# [ACTIVITY]
Copy every line of the data that contains the string "skladbu".

========

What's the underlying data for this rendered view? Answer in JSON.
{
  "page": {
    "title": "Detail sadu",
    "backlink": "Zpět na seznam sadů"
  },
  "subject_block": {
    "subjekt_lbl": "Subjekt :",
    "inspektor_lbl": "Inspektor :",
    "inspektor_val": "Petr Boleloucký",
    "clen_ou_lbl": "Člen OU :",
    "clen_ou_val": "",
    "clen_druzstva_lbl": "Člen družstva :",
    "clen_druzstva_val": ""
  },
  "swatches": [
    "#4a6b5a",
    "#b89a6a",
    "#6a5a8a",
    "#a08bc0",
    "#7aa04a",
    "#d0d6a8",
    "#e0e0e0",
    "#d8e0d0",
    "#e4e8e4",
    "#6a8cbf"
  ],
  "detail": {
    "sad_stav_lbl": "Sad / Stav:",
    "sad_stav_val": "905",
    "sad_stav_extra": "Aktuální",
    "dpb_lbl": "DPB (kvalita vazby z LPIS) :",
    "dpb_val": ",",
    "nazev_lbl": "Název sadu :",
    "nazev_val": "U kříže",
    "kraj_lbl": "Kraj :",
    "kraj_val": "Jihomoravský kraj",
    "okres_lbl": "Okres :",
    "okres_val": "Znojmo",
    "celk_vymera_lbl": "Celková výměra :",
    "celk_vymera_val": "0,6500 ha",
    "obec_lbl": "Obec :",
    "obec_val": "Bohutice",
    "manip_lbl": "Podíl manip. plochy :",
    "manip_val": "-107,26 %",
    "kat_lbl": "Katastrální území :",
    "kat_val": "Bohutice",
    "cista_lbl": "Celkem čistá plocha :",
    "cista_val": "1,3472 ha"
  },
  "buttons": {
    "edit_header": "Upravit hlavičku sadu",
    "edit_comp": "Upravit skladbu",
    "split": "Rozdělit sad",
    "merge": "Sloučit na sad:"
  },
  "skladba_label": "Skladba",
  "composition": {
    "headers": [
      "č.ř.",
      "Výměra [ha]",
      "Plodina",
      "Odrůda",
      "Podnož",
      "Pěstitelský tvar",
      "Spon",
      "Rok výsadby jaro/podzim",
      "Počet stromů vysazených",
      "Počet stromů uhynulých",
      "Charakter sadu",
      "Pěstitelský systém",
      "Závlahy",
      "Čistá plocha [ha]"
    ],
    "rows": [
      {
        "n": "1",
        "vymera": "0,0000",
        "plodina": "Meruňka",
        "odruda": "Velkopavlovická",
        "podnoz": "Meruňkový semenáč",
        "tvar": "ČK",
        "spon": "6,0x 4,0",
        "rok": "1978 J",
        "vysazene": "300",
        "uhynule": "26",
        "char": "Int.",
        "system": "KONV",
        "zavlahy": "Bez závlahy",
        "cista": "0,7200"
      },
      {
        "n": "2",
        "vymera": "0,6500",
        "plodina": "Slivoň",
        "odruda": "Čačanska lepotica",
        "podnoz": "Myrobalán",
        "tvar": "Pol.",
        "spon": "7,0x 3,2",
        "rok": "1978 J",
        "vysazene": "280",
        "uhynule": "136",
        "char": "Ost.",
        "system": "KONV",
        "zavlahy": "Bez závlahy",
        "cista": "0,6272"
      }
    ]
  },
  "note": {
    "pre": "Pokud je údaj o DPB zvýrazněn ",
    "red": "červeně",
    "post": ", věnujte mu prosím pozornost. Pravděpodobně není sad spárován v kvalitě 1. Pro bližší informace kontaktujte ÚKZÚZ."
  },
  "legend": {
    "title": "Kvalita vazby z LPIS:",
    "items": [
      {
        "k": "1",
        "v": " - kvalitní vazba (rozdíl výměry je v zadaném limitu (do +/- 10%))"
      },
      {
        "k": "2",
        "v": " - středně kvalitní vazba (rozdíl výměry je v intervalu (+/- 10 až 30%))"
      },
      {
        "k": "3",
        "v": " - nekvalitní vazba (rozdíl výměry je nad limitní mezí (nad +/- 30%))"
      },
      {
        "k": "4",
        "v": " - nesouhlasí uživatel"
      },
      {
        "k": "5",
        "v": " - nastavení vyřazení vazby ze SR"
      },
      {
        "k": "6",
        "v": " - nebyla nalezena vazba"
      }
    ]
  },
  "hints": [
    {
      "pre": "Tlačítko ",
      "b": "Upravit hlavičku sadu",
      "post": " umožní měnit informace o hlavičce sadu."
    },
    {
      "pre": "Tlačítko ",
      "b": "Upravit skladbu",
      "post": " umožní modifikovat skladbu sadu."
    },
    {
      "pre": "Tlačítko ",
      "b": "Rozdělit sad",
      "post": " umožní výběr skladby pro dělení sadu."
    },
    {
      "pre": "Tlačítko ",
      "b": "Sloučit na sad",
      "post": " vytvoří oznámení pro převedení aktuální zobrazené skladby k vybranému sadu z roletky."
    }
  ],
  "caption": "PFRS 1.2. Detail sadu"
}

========

# [RESULT OF THIS EXERCISE]
    "edit_comp": "Upravit skladbu",
      "b": "Upravit skladbu",
      "post": " umožní modifikovat skladbu sadu."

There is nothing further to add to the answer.